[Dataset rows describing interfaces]
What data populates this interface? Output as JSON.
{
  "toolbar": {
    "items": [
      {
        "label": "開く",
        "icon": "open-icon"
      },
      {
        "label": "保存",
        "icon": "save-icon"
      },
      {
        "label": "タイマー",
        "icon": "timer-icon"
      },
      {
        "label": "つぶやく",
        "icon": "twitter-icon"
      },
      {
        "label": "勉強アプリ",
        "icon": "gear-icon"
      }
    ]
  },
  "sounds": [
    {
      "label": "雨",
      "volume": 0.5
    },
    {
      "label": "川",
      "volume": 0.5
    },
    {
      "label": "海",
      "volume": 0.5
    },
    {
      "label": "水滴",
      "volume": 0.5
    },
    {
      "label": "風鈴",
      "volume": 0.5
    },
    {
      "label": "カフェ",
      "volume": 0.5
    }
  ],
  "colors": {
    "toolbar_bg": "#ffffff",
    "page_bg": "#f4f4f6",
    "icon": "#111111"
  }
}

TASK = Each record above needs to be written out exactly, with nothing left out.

COMPLETED EXERCISE =
What data populates this interface? Output as JSON.
{
  "toolbar": {
    "items": [
      {
        "label": "開く",
        "icon": "open-icon"
      },
      {
        "label": "保存",
        "icon": "save-icon"
      },
      {
        "label": "タイマー",
        "icon": "timer-icon"
      },
      {
        "label": "つぶやく",
        "icon": "twitter-icon"
      },
      {
        "label": "勉強アプリ",
        "icon": "gear-icon"
      }
    ]
  },
  "sounds": [
    {
      "label": "雨",
      "volume": 0.5
    },
    {
      "label": "川",
      "volume": 0.5
    },
    {
      "label": "海",
      "volume": 0.5
    },
    {
      "label": "水滴",
      "volume": 0.5
    },
    {
      "label": "風鈴",
      "volume": 0.5
    },
    {
      "label": "カフェ",
      "volume": 0.5
    }
  ],
  "colors": {
    "toolbar_bg": "#ffffff",
    "page_bg": "#f4f4f6",
    "icon": "#111111"
  }
}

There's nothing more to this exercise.